For those that rely on hand grinding their spices, this one is really built to last. ChefSofi
This solid, unpolished granite mortar and pestle is hefty and (literally) rock-hard. Its matte surface, combined with the stone-on-stone action, makes for particularly pleasant grinding conditions. It also puts this set in the running for the most versatile type of large mortar and pestle you can own.
Don’t let its compact size fool you. This option is a workhorse in the kitchen. Cooler Kitchen
If you’ve got fewer mouths to feed on the regular but still want a heavyweight contender, consider adding this mortar and pestle to your kitchen. The porcelain design won’t absorb strong odors and its unglazed interior won’t flake or create a powdery residue over heavy use. The easy-to-grip silicone handle and base is quite handy when you are putting some muscle behind your grind. Did we mention it’s a breeze to clean as well?

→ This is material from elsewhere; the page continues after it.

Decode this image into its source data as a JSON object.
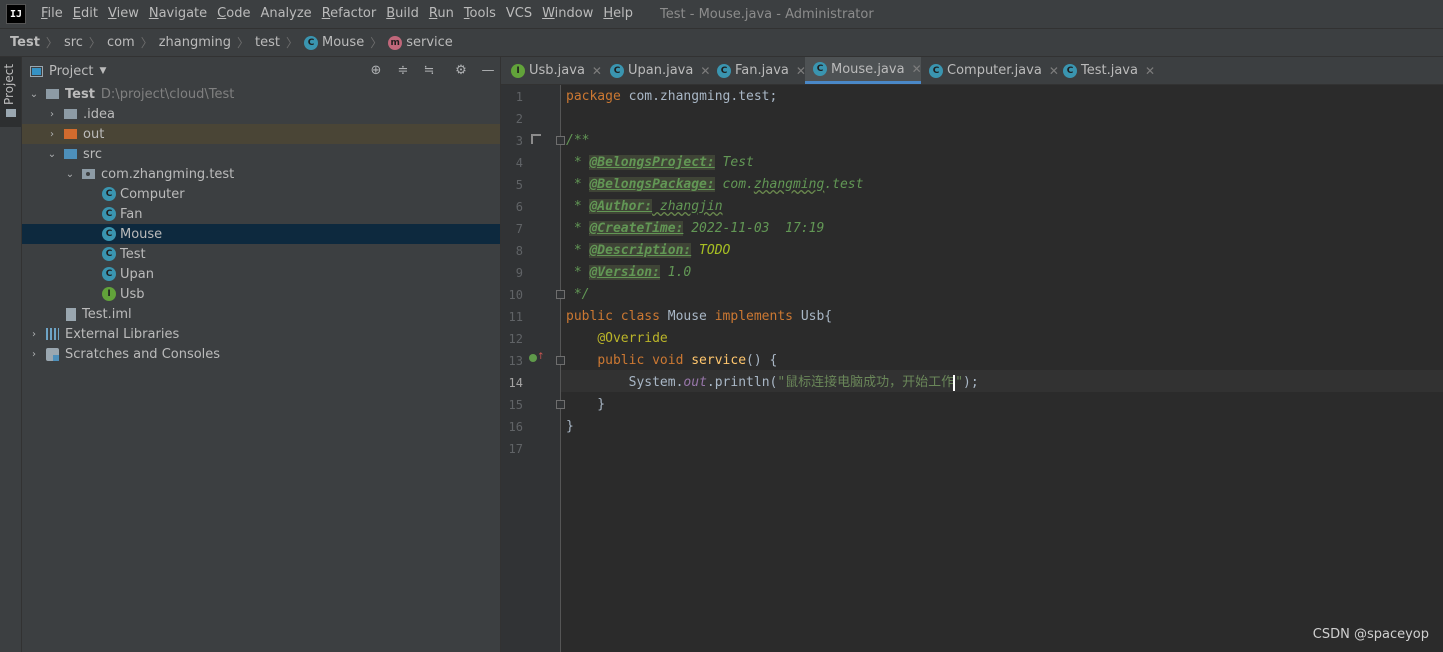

Unlike its counterparts, this set is dishwasher-safe for easy cleanup. HIC Harold Import Co.
Maybe you’re more a porcelain mortar-and-pestle person. In that case, the best all-purpose one is arguably HIC’s mortar and pestle: large-ish but relatively light, good for big and small jobs, with a handy pour spout to boot. Pro tip: Harder items, like peppercorns, may need their surface cracked before they can be ground.
This option also has an unpolished, naturally rough interior for better grinding. Greenco
Utilitarianism never looked so good. Constructed from solid white marble with gray accents, the Greenco mortar and pestle is small yet sleek, and somewhat of a specialist: It’s better suited to crushing spices for spice mixes.